Report all lines in the records that hold the string "JSON".

== Extracted material ==

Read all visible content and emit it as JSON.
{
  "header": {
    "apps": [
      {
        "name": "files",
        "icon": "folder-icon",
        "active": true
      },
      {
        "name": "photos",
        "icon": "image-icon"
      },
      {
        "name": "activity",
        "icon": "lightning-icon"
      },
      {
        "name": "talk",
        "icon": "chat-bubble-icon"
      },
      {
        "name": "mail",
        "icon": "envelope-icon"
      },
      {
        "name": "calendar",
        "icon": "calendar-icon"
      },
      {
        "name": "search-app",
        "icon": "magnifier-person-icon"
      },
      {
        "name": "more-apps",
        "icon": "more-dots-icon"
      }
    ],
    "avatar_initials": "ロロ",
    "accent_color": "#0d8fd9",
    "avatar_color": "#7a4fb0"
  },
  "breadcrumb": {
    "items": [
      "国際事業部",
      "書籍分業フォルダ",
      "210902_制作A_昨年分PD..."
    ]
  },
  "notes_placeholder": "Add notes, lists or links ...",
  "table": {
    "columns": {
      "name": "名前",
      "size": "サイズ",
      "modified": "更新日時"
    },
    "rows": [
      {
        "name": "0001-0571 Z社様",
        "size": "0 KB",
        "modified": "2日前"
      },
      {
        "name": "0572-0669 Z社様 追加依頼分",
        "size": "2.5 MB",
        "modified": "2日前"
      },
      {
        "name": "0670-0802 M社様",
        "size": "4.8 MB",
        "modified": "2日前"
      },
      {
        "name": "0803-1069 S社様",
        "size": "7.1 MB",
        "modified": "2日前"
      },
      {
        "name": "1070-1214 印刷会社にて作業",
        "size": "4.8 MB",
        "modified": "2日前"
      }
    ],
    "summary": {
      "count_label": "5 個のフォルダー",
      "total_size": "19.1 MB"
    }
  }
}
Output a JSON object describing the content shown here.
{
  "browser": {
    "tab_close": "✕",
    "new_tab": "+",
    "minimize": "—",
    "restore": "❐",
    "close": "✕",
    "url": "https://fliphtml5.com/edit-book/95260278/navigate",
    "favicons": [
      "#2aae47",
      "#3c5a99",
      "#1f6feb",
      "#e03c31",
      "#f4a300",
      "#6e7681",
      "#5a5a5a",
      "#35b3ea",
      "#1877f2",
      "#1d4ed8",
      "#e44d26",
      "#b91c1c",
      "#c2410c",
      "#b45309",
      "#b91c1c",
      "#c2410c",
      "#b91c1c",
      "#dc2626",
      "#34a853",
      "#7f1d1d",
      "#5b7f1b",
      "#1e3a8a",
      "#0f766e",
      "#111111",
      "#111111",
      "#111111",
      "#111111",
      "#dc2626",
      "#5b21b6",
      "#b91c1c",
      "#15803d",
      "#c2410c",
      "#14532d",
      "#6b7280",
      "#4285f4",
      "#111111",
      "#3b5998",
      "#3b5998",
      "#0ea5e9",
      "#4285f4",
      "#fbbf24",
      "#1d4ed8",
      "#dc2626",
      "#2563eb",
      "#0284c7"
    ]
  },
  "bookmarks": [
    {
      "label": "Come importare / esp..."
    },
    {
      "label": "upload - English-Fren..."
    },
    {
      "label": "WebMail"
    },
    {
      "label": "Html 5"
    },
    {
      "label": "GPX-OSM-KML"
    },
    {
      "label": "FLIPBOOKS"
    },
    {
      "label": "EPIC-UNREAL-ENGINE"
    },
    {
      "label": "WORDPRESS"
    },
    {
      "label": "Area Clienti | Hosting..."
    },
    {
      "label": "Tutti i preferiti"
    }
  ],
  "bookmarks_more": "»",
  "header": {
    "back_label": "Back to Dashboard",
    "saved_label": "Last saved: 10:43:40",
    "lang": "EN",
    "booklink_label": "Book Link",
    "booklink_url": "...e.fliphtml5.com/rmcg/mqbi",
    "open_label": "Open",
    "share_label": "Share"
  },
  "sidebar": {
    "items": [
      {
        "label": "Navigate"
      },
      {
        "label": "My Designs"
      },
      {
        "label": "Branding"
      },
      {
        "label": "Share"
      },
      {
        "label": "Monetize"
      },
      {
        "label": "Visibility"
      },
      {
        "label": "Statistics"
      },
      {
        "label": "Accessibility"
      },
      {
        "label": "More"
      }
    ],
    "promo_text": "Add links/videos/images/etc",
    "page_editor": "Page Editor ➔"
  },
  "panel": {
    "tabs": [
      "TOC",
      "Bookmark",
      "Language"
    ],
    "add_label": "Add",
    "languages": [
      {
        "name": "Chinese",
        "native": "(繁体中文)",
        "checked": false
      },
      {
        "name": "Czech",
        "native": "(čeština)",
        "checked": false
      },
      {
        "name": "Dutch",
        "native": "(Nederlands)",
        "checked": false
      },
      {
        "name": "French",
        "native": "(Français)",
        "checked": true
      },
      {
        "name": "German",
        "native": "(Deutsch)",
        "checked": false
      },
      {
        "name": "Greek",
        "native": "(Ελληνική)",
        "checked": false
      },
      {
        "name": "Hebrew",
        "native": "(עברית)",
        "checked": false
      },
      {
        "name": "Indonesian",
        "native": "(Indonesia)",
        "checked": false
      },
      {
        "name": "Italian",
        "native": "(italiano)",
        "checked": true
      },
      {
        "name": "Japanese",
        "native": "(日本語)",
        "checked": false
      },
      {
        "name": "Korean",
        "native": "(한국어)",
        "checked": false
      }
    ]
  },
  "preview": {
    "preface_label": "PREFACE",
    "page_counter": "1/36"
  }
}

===

• Result of this exercise:
Read all visible content and emit it as JSON.
Output a JSON object describing the content shown here.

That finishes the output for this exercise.